- **Aim of the task**:
Report each line of the data that includes the word "ვეთანხმები".
***** The records *****
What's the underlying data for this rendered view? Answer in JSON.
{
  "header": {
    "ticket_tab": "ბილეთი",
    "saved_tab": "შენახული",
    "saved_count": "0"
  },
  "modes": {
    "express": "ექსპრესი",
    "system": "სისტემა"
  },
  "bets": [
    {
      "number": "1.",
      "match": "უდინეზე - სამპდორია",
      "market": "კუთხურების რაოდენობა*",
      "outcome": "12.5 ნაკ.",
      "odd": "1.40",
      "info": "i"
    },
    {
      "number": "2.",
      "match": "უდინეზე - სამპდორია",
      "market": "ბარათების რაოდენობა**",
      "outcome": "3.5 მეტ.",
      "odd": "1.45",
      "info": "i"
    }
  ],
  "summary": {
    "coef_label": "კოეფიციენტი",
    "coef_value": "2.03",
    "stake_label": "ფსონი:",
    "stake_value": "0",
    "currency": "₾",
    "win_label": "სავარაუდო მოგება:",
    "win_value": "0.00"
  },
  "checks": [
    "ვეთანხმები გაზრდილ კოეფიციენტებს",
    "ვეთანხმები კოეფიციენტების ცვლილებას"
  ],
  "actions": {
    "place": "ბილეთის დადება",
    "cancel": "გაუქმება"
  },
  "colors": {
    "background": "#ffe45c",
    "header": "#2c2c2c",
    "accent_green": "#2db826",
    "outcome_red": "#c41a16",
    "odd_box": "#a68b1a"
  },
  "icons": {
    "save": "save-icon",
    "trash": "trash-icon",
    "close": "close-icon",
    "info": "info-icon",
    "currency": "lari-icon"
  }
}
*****
- **The answer**:
    "ვეთანხმები გაზრდილ კოეფიციენტებს",
    "ვეთანხმები კოეფიციენტების ცვლილებას"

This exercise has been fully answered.